[Opening INFORMATION SUPPLIED section]

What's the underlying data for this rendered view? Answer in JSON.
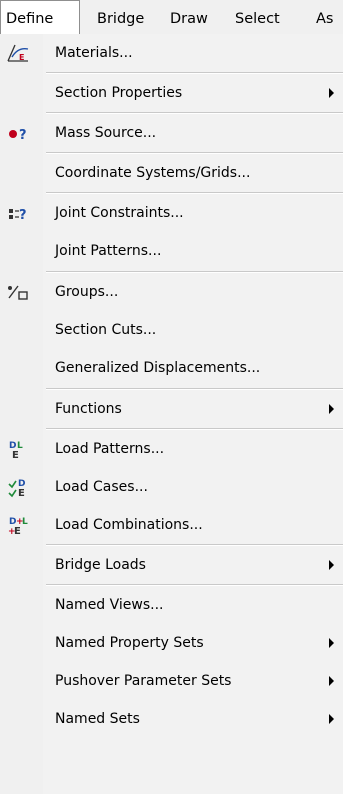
{
  "menubar": {
    "items": [
      "Define",
      "Bridge",
      "Draw",
      "Select",
      "As"
    ]
  },
  "menu": {
    "items": [
      {
        "label": "Materials...",
        "icon": "materials-icon",
        "submenu": false
      },
      {
        "label": "Section Properties",
        "icon": null,
        "submenu": true
      },
      {
        "label": "Mass  Source...",
        "icon": "mass-source-icon",
        "submenu": false
      },
      {
        "label": "Coordinate Systems/Grids...",
        "icon": null,
        "submenu": false
      },
      {
        "label": "Joint Constraints...",
        "icon": "joint-constraints-icon",
        "submenu": false
      },
      {
        "label": "Joint Patterns...",
        "icon": null,
        "submenu": false
      },
      {
        "label": "Groups...",
        "icon": "groups-icon",
        "submenu": false
      },
      {
        "label": "Section Cuts...",
        "icon": null,
        "submenu": false
      },
      {
        "label": "Generalized Displacements...",
        "icon": null,
        "submenu": false
      },
      {
        "label": "Functions",
        "icon": null,
        "submenu": true
      },
      {
        "label": "Load Patterns...",
        "icon": "load-patterns-icon",
        "submenu": false
      },
      {
        "label": "Load Cases...",
        "icon": "load-cases-icon",
        "submenu": false
      },
      {
        "label": "Load Combinations...",
        "icon": "load-combinations-icon",
        "submenu": false
      },
      {
        "label": "Bridge Loads",
        "icon": null,
        "submenu": true
      },
      {
        "label": "Named Views...",
        "icon": null,
        "submenu": false
      },
      {
        "label": "Named Property Sets",
        "icon": null,
        "submenu": true
      },
      {
        "label": "Pushover Parameter Sets",
        "icon": null,
        "submenu": true
      },
      {
        "label": "Named Sets",
        "icon": null,
        "submenu": true
      }
    ]
  },
  "colors": {
    "menu_bg": "#f2f2f2",
    "separator": "#c9c9c9",
    "icon_red": "#c0001c",
    "icon_blue": "#1f4fa8",
    "icon_green": "#1e8a3a"
  }
}
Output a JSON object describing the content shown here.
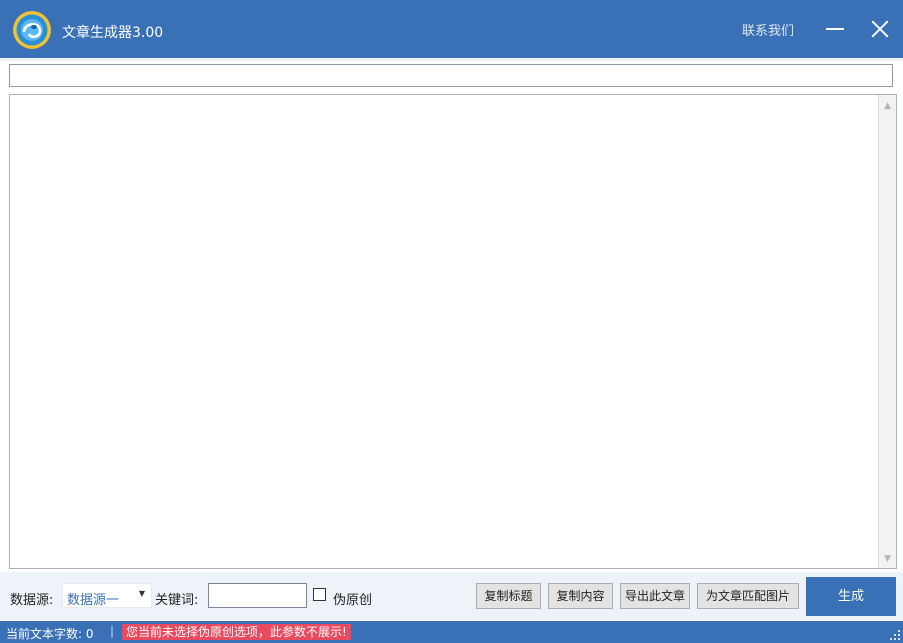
{
  "window": {
    "title": "文章生成器3.00",
    "contact_label": "联系我们",
    "minimize_icon": "minimize-icon",
    "close_icon": "close-icon"
  },
  "editor": {
    "title_value": "",
    "content_value": ""
  },
  "controls": {
    "source_label": "数据源:",
    "source_selected": "数据源一",
    "keyword_label": "关键词:",
    "keyword_value": "",
    "pseudo_original_label": "伪原创",
    "pseudo_original_checked": false,
    "buttons": {
      "copy_title": "复制标题",
      "copy_content": "复制内容",
      "export_article": "导出此文章",
      "match_images": "为文章匹配图片",
      "generate": "生成"
    }
  },
  "status": {
    "char_count_label": "当前文本字数: 0",
    "separator": "|",
    "warning": "您当前未选择伪原创选项，此参数不展示!"
  },
  "colors": {
    "accent": "#3a70b6",
    "warning_bg": "#e84a5f",
    "controls_bg": "#eef3fa"
  }
}
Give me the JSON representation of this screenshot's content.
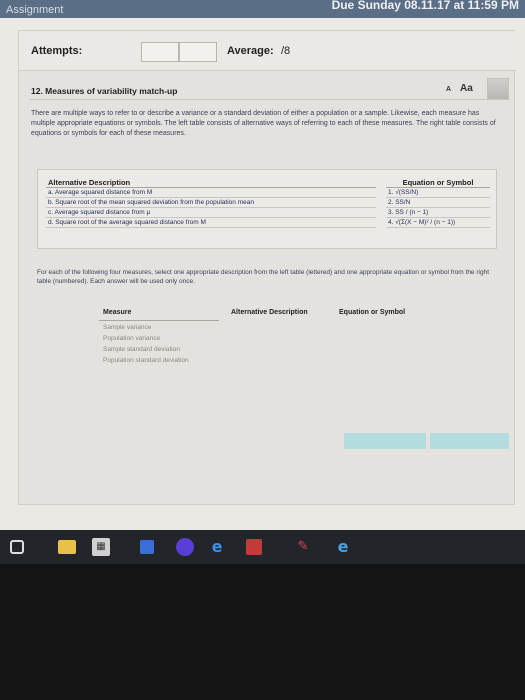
{
  "topbar": {
    "tab_label": "Assignment",
    "due_text": "Due Sunday 08.11.17 at 11:59 PM"
  },
  "header": {
    "attempts_label": "Attempts:",
    "average_label": "Average:",
    "average_value": "/8"
  },
  "question": {
    "title": "12.  Measures of variability match-up",
    "font_smaller": "A",
    "font_larger": "Aa",
    "intro": "There are multiple ways to refer to or describe a variance or a standard deviation of either a population or a sample. Likewise, each measure has multiple appropriate equations or symbols. The left table consists of alternative ways of referring to each of these measures. The right table consists of equations or symbols for each of these measures."
  },
  "alternative_table": {
    "header": "Alternative Description",
    "rows": [
      "a. Average squared distance from M",
      "b. Square root of the mean squared deviation from the population mean",
      "c. Average squared distance from μ",
      "d. Square root of the average squared distance from M"
    ]
  },
  "equation_table": {
    "header": "Equation or Symbol",
    "rows": [
      "1. √(SS/N)",
      "2. SS/N",
      "3. SS / (n − 1)",
      "4. √(Σ(X − M)² / (n − 1))"
    ]
  },
  "instructions": "For each of the following four measures, select one appropriate description from the left table (lettered) and one appropriate equation or symbol from the right table (numbered). Each answer will be used only once.",
  "measure_table": {
    "headers": [
      "Measure",
      "Alternative Description",
      "Equation or Symbol"
    ],
    "rows": [
      "Sample variance",
      "Population variance",
      "Sample standard deviation",
      "Population standard deviation"
    ]
  },
  "colors": {
    "accent_button": "#b3dcdf",
    "body_text": "#1f2a55"
  }
}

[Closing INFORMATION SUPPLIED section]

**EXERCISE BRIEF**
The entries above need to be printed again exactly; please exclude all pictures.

**RESPONSE**
What's the underlying data for this rendered view? Answer in JSON.
{
  "menubar": {
    "items": [
      "Define",
      "Bridge",
      "Draw",
      "Select",
      "As"
    ]
  },
  "menu": {
    "items": [
      {
        "label": "Materials...",
        "icon": "materials-icon",
        "submenu": false
      },
      {
        "label": "Section Properties",
        "icon": null,
        "submenu": true
      },
      {
        "label": "Mass  Source...",
        "icon": "mass-source-icon",
        "submenu": false
      },
      {
        "label": "Coordinate Systems/Grids...",
        "icon": null,
        "submenu": false
      },
      {
        "label": "Joint Constraints...",
        "icon": "joint-constraints-icon",
        "submenu": false
      },
      {
        "label": "Joint Patterns...",
        "icon": null,
        "submenu": false
      },
      {
        "label": "Groups...",
        "icon": "groups-icon",
        "submenu": false
      },
      {
        "label": "Section Cuts...",
        "icon": null,
        "submenu": false
      },
      {
        "label": "Generalized Displacements...",
        "icon": null,
        "submenu": false
      },
      {
        "label": "Functions",
        "icon": null,
        "submenu": true
      },
      {
        "label": "Load Patterns...",
        "icon": "load-patterns-icon",
        "submenu": false
      },
      {
        "label": "Load Cases...",
        "icon": "load-cases-icon",
        "submenu": false
      },
      {
        "label": "Load Combinations...",
        "icon": "load-combinations-icon",
        "submenu": false
      },
      {
        "label": "Bridge Loads",
        "icon": null,
        "submenu": true
      },
      {
        "label": "Named Views...",
        "icon": null,
        "submenu": false
      },
      {
        "label": "Named Property Sets",
        "icon": null,
        "submenu": true
      },
      {
        "label": "Pushover Parameter Sets",
        "icon": null,
        "submenu": true
      },
      {
        "label": "Named Sets",
        "icon": null,
        "submenu": true
      }
    ]
  },
  "colors": {
    "menu_bg": "#f2f2f2",
    "separator": "#c9c9c9",
    "icon_red": "#c0001c",
    "icon_blue": "#1f4fa8",
    "icon_green": "#1e8a3a"
  }
}
Output a JSON object describing the content shown here.
{
  "window": {
    "title": "文章生成器3.00",
    "contact_label": "联系我们",
    "minimize_icon": "minimize-icon",
    "close_icon": "close-icon"
  },
  "editor": {
    "title_value": "",
    "content_value": ""
  },
  "controls": {
    "source_label": "数据源:",
    "source_selected": "数据源一",
    "keyword_label": "关键词:",
    "keyword_value": "",
    "pseudo_original_label": "伪原创",
    "pseudo_original_checked": false,
    "buttons": {
      "copy_title": "复制标题",
      "copy_content": "复制内容",
      "export_article": "导出此文章",
      "match_images": "为文章匹配图片",
      "generate": "生成"
    }
  },
  "status": {
    "char_count_label": "当前文本字数: 0",
    "separator": "|",
    "warning": "您当前未选择伪原创选项，此参数不展示!"
  },
  "colors": {
    "accent": "#3a70b6",
    "warning_bg": "#e84a5f",
    "controls_bg": "#eef3fa"
  }
}
Give me the JSON representation of this screenshot's content.
{
  "topbar": {
    "tab_label": "Assignment",
    "due_text": "Due Sunday 08.11.17 at 11:59 PM"
  },
  "header": {
    "attempts_label": "Attempts:",
    "average_label": "Average:",
    "average_value": "/8"
  },
  "question": {
    "title": "12.  Measures of variability match-up",
    "font_smaller": "A",
    "font_larger": "Aa",
    "intro": "There are multiple ways to refer to or describe a variance or a standard deviation of either a population or a sample. Likewise, each measure has multiple appropriate equations or symbols. The left table consists of alternative ways of referring to each of these measures. The right table consists of equations or symbols for each of these measures."
  },
  "alternative_table": {
    "header": "Alternative Description",
    "rows": [
      "a. Average squared distance from M",
      "b. Square root of the mean squared deviation from the population mean",
      "c. Average squared distance from μ",
      "d. Square root of the average squared distance from M"
    ]
  },
  "equation_table": {
    "header": "Equation or Symbol",
    "rows": [
      "1. √(SS/N)",
      "2. SS/N",
      "3. SS / (n − 1)",
      "4. √(Σ(X − M)² / (n − 1))"
    ]
  },
  "instructions": "For each of the following four measures, select one appropriate description from the left table (lettered) and one appropriate equation or symbol from the right table (numbered). Each answer will be used only once.",
  "measure_table": {
    "headers": [
      "Measure",
      "Alternative Description",
      "Equation or Symbol"
    ],
    "rows": [
      "Sample variance",
      "Population variance",
      "Sample standard deviation",
      "Population standard deviation"
    ]
  },
  "colors": {
    "accent_button": "#b3dcdf",
    "body_text": "#1f2a55"
  }
}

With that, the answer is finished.